Jonathan Crane- before Scarecrow
At one point in the Hush origin story, we see Bruce and Thomas on a summer camp together. Already on his descent into rage, having just killed his father, Thomas violently attacks another boy and ends up in a psychiatric ward. He ends up in a psychiatric facility for assessment, blaming the anxiety caused by Bruce and his mother for his outburst.
He is soon released by a young intern who seems to take pity on him, or perhaps genuinely believes he should be released- Jonathan Crane, before he became the Scarecrow. Crane is a fan favourite, so many want to see him, but it's tricky trying to maintain his character while not having Scarecrow as a persona developed yet. Of course, Crane has always had an obsession with fear, and so we could certainly see some of his early experiments. This would be a nice way to introduce Crane, consistent with the ages the show is developing, and adds to a part of Bruce's, Thomas' and (if they chose to create one) Crane's story arc before he begins work at Arkham. Later in life, Thomas befriends- indeed, a bit more than that- one other destined to be villain:
The Ventriloquist (the second one):
But not the old man (Arnold Wesker) you're thinking of. Peyton Riley is a woman that Thomas Elliot befriends just prior to Bruce's return to Gotham, and strikes a relationship with him- one his mother never approves of. Peyton accordingly helps him carry out the murder of his lawyer and mother, as well as the destruction of her will, in order to ensure Thomas' acquisition of her fortune. Elliot abandons her afterwards, but she certainly played a role in his origins.
While not the Ventriloquist at all by this point, some of the more insane tendencies could be hinted at or foreshadowed. What's more is that the New 52 has introduced a new Ventriloquist in Batgirl, Shauna Belzer, who not much is known about. A character combination is possible, as has been done before, to combine stories. What's more in favour of Peyton's case is her links to the mob, her cruelty, and her psychotic tendency to think she and the puppet Scarface are in a romantic relationship. It'd certainly be interesting to see her realised in live action- and another female villain being introduced never hurts either.
Edward Nygma/The Riddler:

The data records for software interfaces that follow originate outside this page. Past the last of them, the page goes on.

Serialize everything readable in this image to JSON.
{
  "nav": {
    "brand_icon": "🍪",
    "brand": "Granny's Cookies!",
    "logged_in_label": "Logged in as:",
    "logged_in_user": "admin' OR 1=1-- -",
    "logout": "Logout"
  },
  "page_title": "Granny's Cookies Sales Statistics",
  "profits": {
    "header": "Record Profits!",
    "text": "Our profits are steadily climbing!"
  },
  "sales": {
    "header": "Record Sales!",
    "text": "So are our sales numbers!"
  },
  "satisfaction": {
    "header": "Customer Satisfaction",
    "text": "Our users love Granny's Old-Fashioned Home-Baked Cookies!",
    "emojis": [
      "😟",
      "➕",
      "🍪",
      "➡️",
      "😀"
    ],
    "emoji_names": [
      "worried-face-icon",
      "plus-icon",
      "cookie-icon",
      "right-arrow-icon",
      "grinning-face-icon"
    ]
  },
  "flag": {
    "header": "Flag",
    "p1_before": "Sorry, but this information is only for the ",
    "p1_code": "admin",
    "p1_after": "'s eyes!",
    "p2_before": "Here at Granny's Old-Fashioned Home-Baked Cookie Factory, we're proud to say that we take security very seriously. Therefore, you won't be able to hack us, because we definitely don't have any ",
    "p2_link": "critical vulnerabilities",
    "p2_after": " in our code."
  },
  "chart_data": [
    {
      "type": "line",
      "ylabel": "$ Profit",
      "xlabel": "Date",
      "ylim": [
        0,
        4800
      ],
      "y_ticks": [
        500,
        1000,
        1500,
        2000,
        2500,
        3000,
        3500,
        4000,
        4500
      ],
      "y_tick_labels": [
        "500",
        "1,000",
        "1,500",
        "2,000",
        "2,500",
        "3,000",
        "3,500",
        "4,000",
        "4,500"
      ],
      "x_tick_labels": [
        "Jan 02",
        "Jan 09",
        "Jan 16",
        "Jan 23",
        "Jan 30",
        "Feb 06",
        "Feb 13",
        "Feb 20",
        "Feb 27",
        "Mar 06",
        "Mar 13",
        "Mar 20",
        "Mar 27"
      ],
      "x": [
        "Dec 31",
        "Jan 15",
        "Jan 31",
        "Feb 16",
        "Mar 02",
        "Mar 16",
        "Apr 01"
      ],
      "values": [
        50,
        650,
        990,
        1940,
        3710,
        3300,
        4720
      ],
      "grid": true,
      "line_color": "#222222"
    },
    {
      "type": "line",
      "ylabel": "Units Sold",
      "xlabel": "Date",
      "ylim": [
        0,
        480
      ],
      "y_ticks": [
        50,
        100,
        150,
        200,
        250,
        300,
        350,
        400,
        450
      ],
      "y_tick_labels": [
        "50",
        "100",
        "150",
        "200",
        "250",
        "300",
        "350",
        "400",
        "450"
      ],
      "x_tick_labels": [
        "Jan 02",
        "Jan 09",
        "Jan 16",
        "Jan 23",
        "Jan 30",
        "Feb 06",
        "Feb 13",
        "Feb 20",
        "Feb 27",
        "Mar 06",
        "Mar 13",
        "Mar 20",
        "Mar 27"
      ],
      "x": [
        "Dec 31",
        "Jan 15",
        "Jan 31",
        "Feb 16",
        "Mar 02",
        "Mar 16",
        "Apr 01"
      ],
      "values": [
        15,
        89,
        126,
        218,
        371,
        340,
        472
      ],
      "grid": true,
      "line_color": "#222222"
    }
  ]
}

We've already met him, so I won't go too much into this, and Cory Michael Smith, who portrays the Riddler, has already hinted the Riddler has a much bigger role throughout the series than what he had in the pilot. It's worth mentioning him, though, as he plays quite a crucial role in the Hush storyline, teaming up with Elliot to bring down Bruce Wayne, who they share a mutual hate for.
While it's far too early in the game for that, to flesh out the Riddler's character even more it would be interesting to see him interact with a young Thomas Elliot, potentially with his ties to the GCPD helping him with the murder of his Father and whatnot, maybe even pulling some strings with Crane to see him released from care. I have always love seeing villains interact on screen together, forming partnerships and whatnot, so that's perhaps more fantastical than the rest.
So, what do you think? Got some ideas of your own? What other villains would you like to see? Let me know!